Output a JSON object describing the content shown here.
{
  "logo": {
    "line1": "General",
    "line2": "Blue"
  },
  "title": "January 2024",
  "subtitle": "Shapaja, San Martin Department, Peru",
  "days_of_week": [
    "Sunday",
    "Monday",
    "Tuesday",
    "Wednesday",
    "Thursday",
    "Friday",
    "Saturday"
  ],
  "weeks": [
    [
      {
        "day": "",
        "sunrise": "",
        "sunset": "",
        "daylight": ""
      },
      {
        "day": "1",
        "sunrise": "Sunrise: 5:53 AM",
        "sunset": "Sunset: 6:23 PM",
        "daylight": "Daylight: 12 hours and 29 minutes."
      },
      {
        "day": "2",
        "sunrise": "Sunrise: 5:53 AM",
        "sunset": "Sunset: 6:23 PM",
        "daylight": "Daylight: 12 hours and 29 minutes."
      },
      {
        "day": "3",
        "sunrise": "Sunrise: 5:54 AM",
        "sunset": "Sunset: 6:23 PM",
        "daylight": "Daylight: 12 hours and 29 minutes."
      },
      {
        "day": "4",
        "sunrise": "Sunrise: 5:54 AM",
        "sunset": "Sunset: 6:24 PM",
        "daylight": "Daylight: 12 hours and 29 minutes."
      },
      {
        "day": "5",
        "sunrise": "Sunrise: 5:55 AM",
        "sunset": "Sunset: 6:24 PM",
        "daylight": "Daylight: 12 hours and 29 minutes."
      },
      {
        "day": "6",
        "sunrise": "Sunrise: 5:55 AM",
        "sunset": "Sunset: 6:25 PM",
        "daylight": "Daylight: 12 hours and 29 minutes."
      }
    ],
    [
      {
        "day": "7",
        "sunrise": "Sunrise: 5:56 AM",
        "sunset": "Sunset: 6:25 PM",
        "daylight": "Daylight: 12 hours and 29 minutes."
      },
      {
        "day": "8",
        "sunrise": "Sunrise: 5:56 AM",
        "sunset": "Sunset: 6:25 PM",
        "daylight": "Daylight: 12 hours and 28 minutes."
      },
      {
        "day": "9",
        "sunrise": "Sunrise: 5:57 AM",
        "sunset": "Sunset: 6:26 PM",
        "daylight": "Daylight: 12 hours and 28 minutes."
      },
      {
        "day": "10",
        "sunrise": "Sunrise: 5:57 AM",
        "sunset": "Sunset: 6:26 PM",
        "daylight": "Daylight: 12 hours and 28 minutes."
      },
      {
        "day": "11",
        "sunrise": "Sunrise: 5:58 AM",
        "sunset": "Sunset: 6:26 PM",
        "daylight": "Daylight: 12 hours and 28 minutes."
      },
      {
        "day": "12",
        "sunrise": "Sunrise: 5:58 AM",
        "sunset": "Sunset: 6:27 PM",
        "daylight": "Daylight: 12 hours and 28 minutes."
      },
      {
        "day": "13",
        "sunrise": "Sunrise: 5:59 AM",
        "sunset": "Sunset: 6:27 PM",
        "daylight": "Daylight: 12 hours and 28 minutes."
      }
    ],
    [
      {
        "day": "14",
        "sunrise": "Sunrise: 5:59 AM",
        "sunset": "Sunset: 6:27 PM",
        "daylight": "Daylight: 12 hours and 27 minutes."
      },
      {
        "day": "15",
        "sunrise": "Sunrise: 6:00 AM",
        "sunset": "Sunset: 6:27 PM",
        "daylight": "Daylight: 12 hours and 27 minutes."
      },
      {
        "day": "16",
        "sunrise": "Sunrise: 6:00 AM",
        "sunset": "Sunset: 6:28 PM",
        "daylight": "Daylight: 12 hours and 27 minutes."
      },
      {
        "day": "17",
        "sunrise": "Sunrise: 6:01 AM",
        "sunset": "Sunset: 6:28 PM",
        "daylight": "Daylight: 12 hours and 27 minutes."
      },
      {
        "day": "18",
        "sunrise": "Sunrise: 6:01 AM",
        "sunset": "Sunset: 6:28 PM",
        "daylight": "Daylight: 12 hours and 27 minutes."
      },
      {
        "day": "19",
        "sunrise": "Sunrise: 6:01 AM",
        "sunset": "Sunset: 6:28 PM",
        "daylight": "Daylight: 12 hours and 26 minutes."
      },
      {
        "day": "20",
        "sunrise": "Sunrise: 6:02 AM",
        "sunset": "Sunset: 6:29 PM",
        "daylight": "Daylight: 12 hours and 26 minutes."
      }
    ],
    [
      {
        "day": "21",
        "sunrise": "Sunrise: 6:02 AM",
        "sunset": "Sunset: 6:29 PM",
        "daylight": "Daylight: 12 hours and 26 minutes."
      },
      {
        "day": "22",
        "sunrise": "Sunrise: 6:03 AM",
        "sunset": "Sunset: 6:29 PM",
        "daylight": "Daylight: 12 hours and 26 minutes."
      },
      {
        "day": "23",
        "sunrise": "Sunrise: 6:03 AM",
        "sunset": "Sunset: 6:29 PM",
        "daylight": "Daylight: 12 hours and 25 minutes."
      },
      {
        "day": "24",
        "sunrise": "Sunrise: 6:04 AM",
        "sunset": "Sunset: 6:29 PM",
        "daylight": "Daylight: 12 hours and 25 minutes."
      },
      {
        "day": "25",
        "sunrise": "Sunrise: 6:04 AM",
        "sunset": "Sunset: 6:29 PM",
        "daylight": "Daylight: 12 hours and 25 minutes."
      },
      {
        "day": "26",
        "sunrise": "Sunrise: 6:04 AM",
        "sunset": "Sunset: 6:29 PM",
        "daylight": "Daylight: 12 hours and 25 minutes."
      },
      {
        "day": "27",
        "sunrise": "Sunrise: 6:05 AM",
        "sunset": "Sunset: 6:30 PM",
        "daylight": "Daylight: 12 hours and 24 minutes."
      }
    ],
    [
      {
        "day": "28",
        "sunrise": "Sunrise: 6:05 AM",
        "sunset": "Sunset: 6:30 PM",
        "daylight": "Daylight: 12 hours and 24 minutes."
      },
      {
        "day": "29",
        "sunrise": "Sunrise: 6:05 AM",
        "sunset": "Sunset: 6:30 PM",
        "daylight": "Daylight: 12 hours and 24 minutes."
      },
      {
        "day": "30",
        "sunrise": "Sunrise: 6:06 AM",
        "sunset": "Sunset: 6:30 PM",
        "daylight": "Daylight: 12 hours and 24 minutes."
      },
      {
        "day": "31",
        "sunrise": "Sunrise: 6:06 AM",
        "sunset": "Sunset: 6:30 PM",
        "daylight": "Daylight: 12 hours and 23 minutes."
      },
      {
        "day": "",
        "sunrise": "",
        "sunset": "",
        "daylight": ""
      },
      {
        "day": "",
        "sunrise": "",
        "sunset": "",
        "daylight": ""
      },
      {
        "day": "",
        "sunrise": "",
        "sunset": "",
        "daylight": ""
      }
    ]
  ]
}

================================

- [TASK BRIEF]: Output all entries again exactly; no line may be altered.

- [EXERCISE RESULT]:
Output a JSON object describing the content shown here.
{
  "logo": {
    "line1": "General",
    "line2": "Blue"
  },
  "title": "January 2024",
  "subtitle": "Shapaja, San Martin Department, Peru",
  "days_of_week": [
    "Sunday",
    "Monday",
    "Tuesday",
    "Wednesday",
    "Thursday",
    "Friday",
    "Saturday"
  ],
  "weeks": [
    [
      {
        "day": "",
        "sunrise": "",
        "sunset": "",
        "daylight": ""
      },
      {
        "day": "1",
        "sunrise": "Sunrise: 5:53 AM",
        "sunset": "Sunset: 6:23 PM",
        "daylight": "Daylight: 12 hours and 29 minutes."
      },
      {
        "day": "2",
        "sunrise": "Sunrise: 5:53 AM",
        "sunset": "Sunset: 6:23 PM",
        "daylight": "Daylight: 12 hours and 29 minutes."
      },
      {
        "day": "3",
        "sunrise": "Sunrise: 5:54 AM",
        "sunset": "Sunset: 6:23 PM",
        "daylight": "Daylight: 12 hours and 29 minutes."
      },
      {
        "day": "4",
        "sunrise": "Sunrise: 5:54 AM",
        "sunset": "Sunset: 6:24 PM",
        "daylight": "Daylight: 12 hours and 29 minutes."
      },
      {
        "day": "5",
        "sunrise": "Sunrise: 5:55 AM",
        "sunset": "Sunset: 6:24 PM",
        "daylight": "Daylight: 12 hours and 29 minutes."
      },
      {
        "day": "6",
        "sunrise": "Sunrise: 5:55 AM",
        "sunset": "Sunset: 6:25 PM",
        "daylight": "Daylight: 12 hours and 29 minutes."
      }
    ],
    [
      {
        "day": "7",
        "sunrise": "Sunrise: 5:56 AM",
        "sunset": "Sunset: 6:25 PM",
        "daylight": "Daylight: 12 hours and 29 minutes."
      },
      {
        "day": "8",
        "sunrise": "Sunrise: 5:56 AM",
        "sunset": "Sunset: 6:25 PM",
        "daylight": "Daylight: 12 hours and 28 minutes."
      },
      {
        "day": "9",
        "sunrise": "Sunrise: 5:57 AM",
        "sunset": "Sunset: 6:26 PM",
        "daylight": "Daylight: 12 hours and 28 minutes."
      },
      {
        "day": "10",
        "sunrise": "Sunrise: 5:57 AM",
        "sunset": "Sunset: 6:26 PM",
        "daylight": "Daylight: 12 hours and 28 minutes."
      },
      {
        "day": "11",
        "sunrise": "Sunrise: 5:58 AM",
        "sunset": "Sunset: 6:26 PM",
        "daylight": "Daylight: 12 hours and 28 minutes."
      },
      {
        "day": "12",
        "sunrise": "Sunrise: 5:58 AM",
        "sunset": "Sunset: 6:27 PM",
        "daylight": "Daylight: 12 hours and 28 minutes."
      },
      {
        "day": "13",
        "sunrise": "Sunrise: 5:59 AM",
        "sunset": "Sunset: 6:27 PM",
        "daylight": "Daylight: 12 hours and 28 minutes."
      }
    ],
    [
      {
        "day": "14",
        "sunrise": "Sunrise: 5:59 AM",
        "sunset": "Sunset: 6:27 PM",
        "daylight": "Daylight: 12 hours and 27 minutes."
      },
      {
        "day": "15",
        "sunrise": "Sunrise: 6:00 AM",
        "sunset": "Sunset: 6:27 PM",
        "daylight": "Daylight: 12 hours and 27 minutes."
      },
      {
        "day": "16",
        "sunrise": "Sunrise: 6:00 AM",
        "sunset": "Sunset: 6:28 PM",
        "daylight": "Daylight: 12 hours and 27 minutes."
      },
      {
        "day": "17",
        "sunrise": "Sunrise: 6:01 AM",
        "sunset": "Sunset: 6:28 PM",
        "daylight": "Daylight: 12 hours and 27 minutes."
      },
      {
        "day": "18",
        "sunrise": "Sunrise: 6:01 AM",
        "sunset": "Sunset: 6:28 PM",
        "daylight": "Daylight: 12 hours and 27 minutes."
      },
      {
        "day": "19",
        "sunrise": "Sunrise: 6:01 AM",
        "sunset": "Sunset: 6:28 PM",
        "daylight": "Daylight: 12 hours and 26 minutes."
      },
      {
        "day": "20",
        "sunrise": "Sunrise: 6:02 AM",
        "sunset": "Sunset: 6:29 PM",
        "daylight": "Daylight: 12 hours and 26 minutes."
      }
    ],
    [
      {
        "day": "21",
        "sunrise": "Sunrise: 6:02 AM",
        "sunset": "Sunset: 6:29 PM",
        "daylight": "Daylight: 12 hours and 26 minutes."
      },
      {
        "day": "22",
        "sunrise": "Sunrise: 6:03 AM",
        "sunset": "Sunset: 6:29 PM",
        "daylight": "Daylight: 12 hours and 26 minutes."
      },
      {
        "day": "23",
        "sunrise": "Sunrise: 6:03 AM",
        "sunset": "Sunset: 6:29 PM",
        "daylight": "Daylight: 12 hours and 25 minutes."
      },
      {
        "day": "24",
        "sunrise": "Sunrise: 6:04 AM",
        "sunset": "Sunset: 6:29 PM",
        "daylight": "Daylight: 12 hours and 25 minutes."
      },
      {
        "day": "25",
        "sunrise": "Sunrise: 6:04 AM",
        "sunset": "Sunset: 6:29 PM",
        "daylight": "Daylight: 12 hours and 25 minutes."
      },
      {
        "day": "26",
        "sunrise": "Sunrise: 6:04 AM",
        "sunset": "Sunset: 6:29 PM",
        "daylight": "Daylight: 12 hours and 25 minutes."
      },
      {
        "day": "27",
        "sunrise": "Sunrise: 6:05 AM",
        "sunset": "Sunset: 6:30 PM",
        "daylight": "Daylight: 12 hours and 24 minutes."
      }
    ],
    [
      {
        "day": "28",
        "sunrise": "Sunrise: 6:05 AM",
        "sunset": "Sunset: 6:30 PM",
        "daylight": "Daylight: 12 hours and 24 minutes."
      },
      {
        "day": "29",
        "sunrise": "Sunrise: 6:05 AM",
        "sunset": "Sunset: 6:30 PM",
        "daylight": "Daylight: 12 hours and 24 minutes."
      },
      {
        "day": "30",
        "sunrise": "Sunrise: 6:06 AM",
        "sunset": "Sunset: 6:30 PM",
        "daylight": "Daylight: 12 hours and 24 minutes."
      },
      {
        "day": "31",
        "sunrise": "Sunrise: 6:06 AM",
        "sunset": "Sunset: 6:30 PM",
        "daylight": "Daylight: 12 hours and 23 minutes."
      },
      {
        "day": "",
        "sunrise": "",
        "sunset": "",
        "daylight": ""
      },
      {
        "day": "",
        "sunrise": "",
        "sunset": "",
        "daylight": ""
      },
      {
        "day": "",
        "sunrise": "",
        "sunset": "",
        "daylight": ""
      }
    ]
  ]
}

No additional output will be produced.